TASK REQUIREMENTS:
Nothing in the records may be left out or reworded; return them exactly.

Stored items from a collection

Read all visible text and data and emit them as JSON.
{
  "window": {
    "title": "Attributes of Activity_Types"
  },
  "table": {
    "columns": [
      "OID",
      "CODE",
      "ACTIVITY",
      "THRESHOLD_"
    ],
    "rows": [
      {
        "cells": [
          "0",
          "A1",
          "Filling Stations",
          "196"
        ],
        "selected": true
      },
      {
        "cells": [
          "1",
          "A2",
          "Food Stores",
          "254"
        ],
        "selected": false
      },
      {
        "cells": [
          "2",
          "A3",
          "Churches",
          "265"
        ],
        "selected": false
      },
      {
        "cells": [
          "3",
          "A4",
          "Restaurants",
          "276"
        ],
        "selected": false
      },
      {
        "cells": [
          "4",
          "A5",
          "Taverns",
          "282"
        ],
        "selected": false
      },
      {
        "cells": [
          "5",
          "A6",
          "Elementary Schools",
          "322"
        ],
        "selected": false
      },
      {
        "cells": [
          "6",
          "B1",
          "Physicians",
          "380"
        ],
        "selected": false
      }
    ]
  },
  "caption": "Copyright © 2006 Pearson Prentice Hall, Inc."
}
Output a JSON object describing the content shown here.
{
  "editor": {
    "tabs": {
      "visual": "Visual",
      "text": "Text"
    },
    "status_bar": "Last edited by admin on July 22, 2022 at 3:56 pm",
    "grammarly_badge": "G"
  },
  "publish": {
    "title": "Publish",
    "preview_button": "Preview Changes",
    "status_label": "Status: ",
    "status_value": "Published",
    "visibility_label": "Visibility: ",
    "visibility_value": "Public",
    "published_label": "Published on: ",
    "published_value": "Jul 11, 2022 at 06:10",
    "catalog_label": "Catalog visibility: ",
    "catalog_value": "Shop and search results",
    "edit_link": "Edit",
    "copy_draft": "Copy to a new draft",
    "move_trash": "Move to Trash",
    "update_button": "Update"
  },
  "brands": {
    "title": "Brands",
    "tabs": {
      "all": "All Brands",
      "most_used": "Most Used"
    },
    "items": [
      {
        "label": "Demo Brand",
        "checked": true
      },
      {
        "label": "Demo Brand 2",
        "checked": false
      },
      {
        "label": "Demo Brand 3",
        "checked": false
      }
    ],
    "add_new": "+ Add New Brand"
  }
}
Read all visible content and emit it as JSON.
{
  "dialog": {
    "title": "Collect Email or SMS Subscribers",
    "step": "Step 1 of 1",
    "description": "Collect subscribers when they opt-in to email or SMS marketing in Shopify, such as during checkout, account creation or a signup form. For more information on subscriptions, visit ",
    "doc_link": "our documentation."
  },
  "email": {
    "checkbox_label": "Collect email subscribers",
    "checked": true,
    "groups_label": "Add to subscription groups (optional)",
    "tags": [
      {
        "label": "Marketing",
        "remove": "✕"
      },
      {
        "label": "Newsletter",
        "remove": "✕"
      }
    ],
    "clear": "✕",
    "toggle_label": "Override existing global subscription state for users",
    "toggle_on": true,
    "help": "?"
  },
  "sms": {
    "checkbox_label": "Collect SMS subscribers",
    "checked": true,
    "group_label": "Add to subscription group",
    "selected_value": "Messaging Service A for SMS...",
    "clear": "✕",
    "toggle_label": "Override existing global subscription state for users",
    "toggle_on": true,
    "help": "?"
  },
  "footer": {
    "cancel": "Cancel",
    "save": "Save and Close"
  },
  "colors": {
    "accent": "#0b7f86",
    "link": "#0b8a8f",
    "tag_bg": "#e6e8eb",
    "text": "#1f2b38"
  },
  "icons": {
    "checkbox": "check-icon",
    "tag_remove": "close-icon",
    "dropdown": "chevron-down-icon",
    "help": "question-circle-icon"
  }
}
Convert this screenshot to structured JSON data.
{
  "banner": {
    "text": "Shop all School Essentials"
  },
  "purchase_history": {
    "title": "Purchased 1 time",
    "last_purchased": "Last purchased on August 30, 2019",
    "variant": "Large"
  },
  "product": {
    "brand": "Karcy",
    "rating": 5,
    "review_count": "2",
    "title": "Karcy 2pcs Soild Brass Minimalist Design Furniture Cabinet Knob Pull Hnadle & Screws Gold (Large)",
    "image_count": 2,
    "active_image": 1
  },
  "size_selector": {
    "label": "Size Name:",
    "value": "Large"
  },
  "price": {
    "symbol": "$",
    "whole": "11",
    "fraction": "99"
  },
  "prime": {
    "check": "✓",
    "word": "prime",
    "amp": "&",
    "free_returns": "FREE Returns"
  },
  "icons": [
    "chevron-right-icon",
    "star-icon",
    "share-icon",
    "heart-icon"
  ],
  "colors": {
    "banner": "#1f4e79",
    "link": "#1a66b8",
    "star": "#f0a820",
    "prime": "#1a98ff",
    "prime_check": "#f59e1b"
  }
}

FINAL ANSWER:
Read all visible text and data and emit them as JSON.
{
  "window": {
    "title": "Attributes of Activity_Types"
  },
  "table": {
    "columns": [
      "OID",
      "CODE",
      "ACTIVITY",
      "THRESHOLD_"
    ],
    "rows": [
      {
        "cells": [
          "0",
          "A1",
          "Filling Stations",
          "196"
        ],
        "selected": true
      },
      {
        "cells": [
          "1",
          "A2",
          "Food Stores",
          "254"
        ],
        "selected": false
      },
      {
        "cells": [
          "2",
          "A3",
          "Churches",
          "265"
        ],
        "selected": false
      },
      {
        "cells": [
          "3",
          "A4",
          "Restaurants",
          "276"
        ],
        "selected": false
      },
      {
        "cells": [
          "4",
          "A5",
          "Taverns",
          "282"
        ],
        "selected": false
      },
      {
        "cells": [
          "5",
          "A6",
          "Elementary Schools",
          "322"
        ],
        "selected": false
      },
      {
        "cells": [
          "6",
          "B1",
          "Physicians",
          "380"
        ],
        "selected": false
      }
    ]
  },
  "caption": "Copyright © 2006 Pearson Prentice Hall, Inc."
}
Output a JSON object describing the content shown here.
{
  "editor": {
    "tabs": {
      "visual": "Visual",
      "text": "Text"
    },
    "status_bar": "Last edited by admin on July 22, 2022 at 3:56 pm",
    "grammarly_badge": "G"
  },
  "publish": {
    "title": "Publish",
    "preview_button": "Preview Changes",
    "status_label": "Status: ",
    "status_value": "Published",
    "visibility_label": "Visibility: ",
    "visibility_value": "Public",
    "published_label": "Published on: ",
    "published_value": "Jul 11, 2022 at 06:10",
    "catalog_label": "Catalog visibility: ",
    "catalog_value": "Shop and search results",
    "edit_link": "Edit",
    "copy_draft": "Copy to a new draft",
    "move_trash": "Move to Trash",
    "update_button": "Update"
  },
  "brands": {
    "title": "Brands",
    "tabs": {
      "all": "All Brands",
      "most_used": "Most Used"
    },
    "items": [
      {
        "label": "Demo Brand",
        "checked": true
      },
      {
        "label": "Demo Brand 2",
        "checked": false
      },
      {
        "label": "Demo Brand 3",
        "checked": false
      }
    ],
    "add_new": "+ Add New Brand"
  }
}
Read all visible content and emit it as JSON.
{
  "dialog": {
    "title": "Collect Email or SMS Subscribers",
    "step": "Step 1 of 1",
    "description": "Collect subscribers when they opt-in to email or SMS marketing in Shopify, such as during checkout, account creation or a signup form. For more information on subscriptions, visit ",
    "doc_link": "our documentation."
  },
  "email": {
    "checkbox_label": "Collect email subscribers",
    "checked": true,
    "groups_label": "Add to subscription groups (optional)",
    "tags": [
      {
        "label": "Marketing",
        "remove": "✕"
      },
      {
        "label": "Newsletter",
        "remove": "✕"
      }
    ],
    "clear": "✕",
    "toggle_label": "Override existing global subscription state for users",
    "toggle_on": true,
    "help": "?"
  },
  "sms": {
    "checkbox_label": "Collect SMS subscribers",
    "checked": true,
    "group_label": "Add to subscription group",
    "selected_value": "Messaging Service A for SMS...",
    "clear": "✕",
    "toggle_label": "Override existing global subscription state for users",
    "toggle_on": true,
    "help": "?"
  },
  "footer": {
    "cancel": "Cancel",
    "save": "Save and Close"
  },
  "colors": {
    "accent": "#0b7f86",
    "link": "#0b8a8f",
    "tag_bg": "#e6e8eb",
    "text": "#1f2b38"
  },
  "icons": {
    "checkbox": "check-icon",
    "tag_remove": "close-icon",
    "dropdown": "chevron-down-icon",
    "help": "question-circle-icon"
  }
}
Convert this screenshot to structured JSON data.
{
  "banner": {
    "text": "Shop all School Essentials"
  },
  "purchase_history": {
    "title": "Purchased 1 time",
    "last_purchased": "Last purchased on August 30, 2019",
    "variant": "Large"
  },
  "product": {
    "brand": "Karcy",
    "rating": 5,
    "review_count": "2",
    "title": "Karcy 2pcs Soild Brass Minimalist Design Furniture Cabinet Knob Pull Hnadle & Screws Gold (Large)",
    "image_count": 2,
    "active_image": 1
  },
  "size_selector": {
    "label": "Size Name:",
    "value": "Large"
  },
  "price": {
    "symbol": "$",
    "whole": "11",
    "fraction": "99"
  },
  "prime": {
    "check": "✓",
    "word": "prime",
    "amp": "&",
    "free_returns": "FREE Returns"
  },
  "icons": [
    "chevron-right-icon",
    "star-icon",
    "share-icon",
    "heart-icon"
  ],
  "colors": {
    "banner": "#1f4e79",
    "link": "#1a66b8",
    "star": "#f0a820",
    "prime": "#1a98ff",
    "prime_check": "#f59e1b"
  }
}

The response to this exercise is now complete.